  3. Basic Wills: Goals, Provisions and Execution
  4. Trusts: What They Are and How They're Used
  5. Tax Fundamentals
  6. Probate Basics
  7. Life Insurance in Estate Planning
  8. Beneficiary Designations, POAs and Other Estate Planning Documents
  9. Custody Arrangements, Pre-Nuptial Agreements and Other Family Issues in Estate Planning

Continuing Education Credit

Continuing Legal Education – CLE: 6.60

National Association of State Boards of Accountancy – CPE for Accountants/NASBA: 8.00 *

* denotes specialty credits

July 13, 2018 in Conferences & CLE, Estate Administration, Estate Planning - Generally, Estate Tax, Generation-Skipping Transfer Tax, Gift Tax, Trusts, Wills | Permalink | Comments (0)

Will Parents’ Long-Term Care Costs Sink the Farm? [Wisconsin]

FarmersFor those from a farming family, a farm is the family home as well as the family business. For medical-assistance benefits purposes, the value of the farm is not considered an asset. But when the parent that received the care passes away, the home's value is part of that person estate and the state will file against it to recoup some of the costs of the care benefits. The inheriting person or people may then have to come up with cash or sell of other assets to make sure the farm is not sold off.

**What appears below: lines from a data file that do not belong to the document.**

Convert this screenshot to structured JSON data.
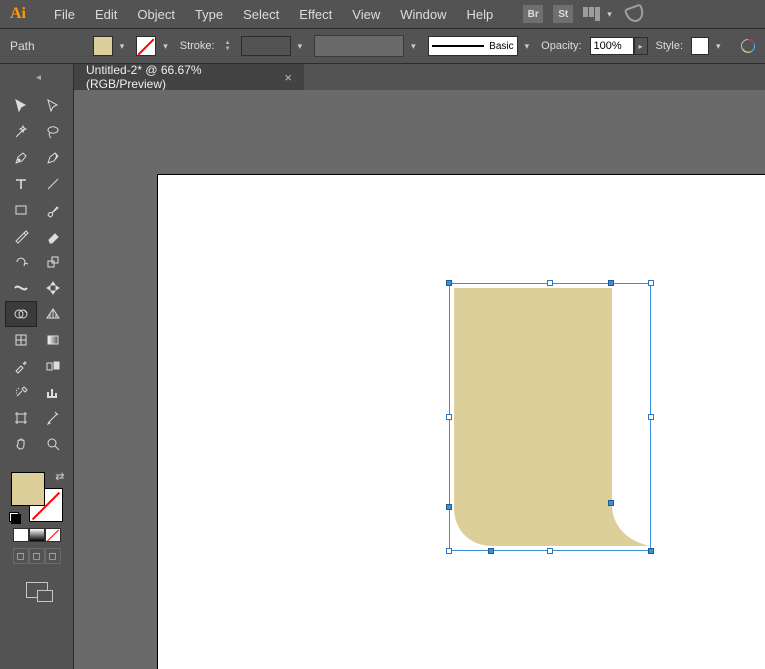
{
  "app": {
    "name": "Ai"
  },
  "menu": {
    "items": [
      "File",
      "Edit",
      "Object",
      "Type",
      "Select",
      "Effect",
      "View",
      "Window",
      "Help"
    ],
    "chips": {
      "br": "Br",
      "st": "St"
    }
  },
  "control": {
    "selection_label": "Path",
    "stroke_label": "Stroke:",
    "brush_label": "Basic",
    "opacity_label": "Opacity:",
    "opacity_value": "100%",
    "style_label": "Style:"
  },
  "tab": {
    "title": "Untitled-2* @ 66.67% (RGB/Preview)",
    "close": "×"
  },
  "tools": [
    "selection",
    "direct-selection",
    "magic-wand",
    "lasso",
    "pen",
    "curvature",
    "type",
    "line-segment",
    "rectangle",
    "paintbrush",
    "shaper",
    "eraser",
    "rotate",
    "scale",
    "width",
    "free-transform",
    "shape-builder",
    "perspective-grid",
    "mesh",
    "gradient",
    "eyedropper",
    "blend",
    "symbol-sprayer",
    "column-graph",
    "artboard",
    "slice",
    "hand",
    "zoom"
  ],
  "colors": {
    "fill": "#dccf9a",
    "stroke_none": true
  },
  "shape": {
    "fill": "#dccf9a"
  }
}
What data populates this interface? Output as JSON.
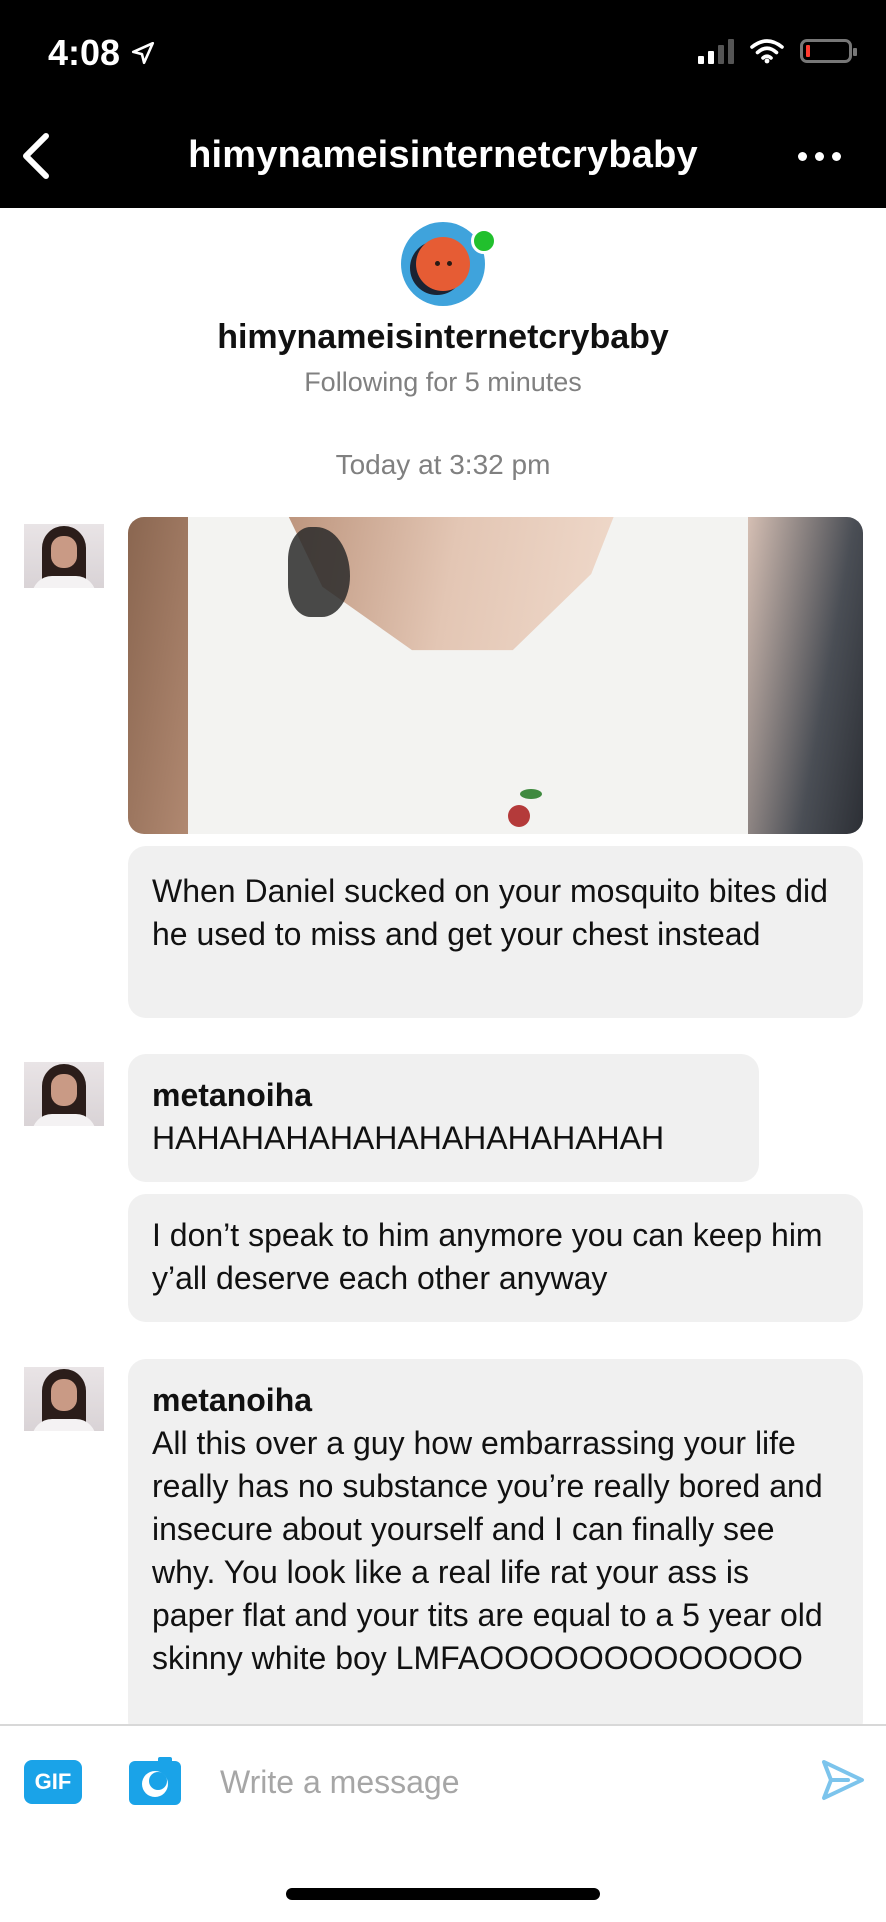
{
  "status_bar": {
    "time": "4:08",
    "location_icon": "location-arrow-icon",
    "signal_icon": "cellular-signal-icon",
    "wifi_icon": "wifi-icon",
    "battery_icon": "battery-low-icon",
    "battery_color": "#ff3b30"
  },
  "nav": {
    "back_icon": "chevron-left-icon",
    "title": "himynameisinternetcrybaby",
    "more_icon": "more-horizontal-icon"
  },
  "profile": {
    "name": "himynameisinternetcrybaby",
    "following": "Following for 5 minutes",
    "online_color": "#21c02d",
    "avatar_color": "#3fa3dc"
  },
  "conversation": {
    "timestamp": "Today at 3:32 pm",
    "messages": [
      {
        "type": "image",
        "sender": "",
        "text": ""
      },
      {
        "type": "text",
        "sender": "",
        "text": "When Daniel sucked on your mosquito bites did he used to miss and get your chest instead"
      },
      {
        "type": "text",
        "sender": "metanoiha",
        "text": "HAHAHAHAHAHAHAHAHAHAHAH"
      },
      {
        "type": "text",
        "sender": "",
        "text": "I don’t speak to him anymore you can keep him y’all deserve each other anyway"
      },
      {
        "type": "text",
        "sender": "metanoiha",
        "text": "All this over a guy how embarrassing your life really has no substance you’re really bored and insecure about yourself and I can finally see why. You look like a real life rat your ass is paper flat and your tits are equal to a 5 year old skinny white boy LMFAOOOOOOOOOOOOO"
      }
    ]
  },
  "composer": {
    "gif_label": "GIF",
    "camera_icon": "camera-icon",
    "placeholder": "Write a message",
    "value": "",
    "send_icon": "send-icon",
    "accent_color": "#1aa3e8"
  }
}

Gifting the farm to the next generation of farming children could be an option, but there are risks. When applying for medical assistance, the state will use a "look back" process of checking gifts of assets transferred within five years. If there have been a hefty gifting of property, certain benefits may be withheld. The parent also loses all control over the farm that they worked so hard for.

A more viable option may protect the farm from long-term care costs but also retain control would be to place the farm in an irrevocable trust and have the parents named as trustees. It would still be reviewed by the state under the "look back" policy, but it will be protected and the parents will retain control.

See Aric D. Burch, Will Parents’ Long-Term Care Costs Sink the Farm?, Ruder Ware, July 11, 2018.

Special thanks to Jim Hillhouse (Professional Legal Marketing (PLM, Inc.) for bringing this article to my attention.

July 13, 2018 in Current Affairs, Disability Planning - Health Care, Elder Law, Estate Planning - Generally, Trusts | Permalink | Comments (0)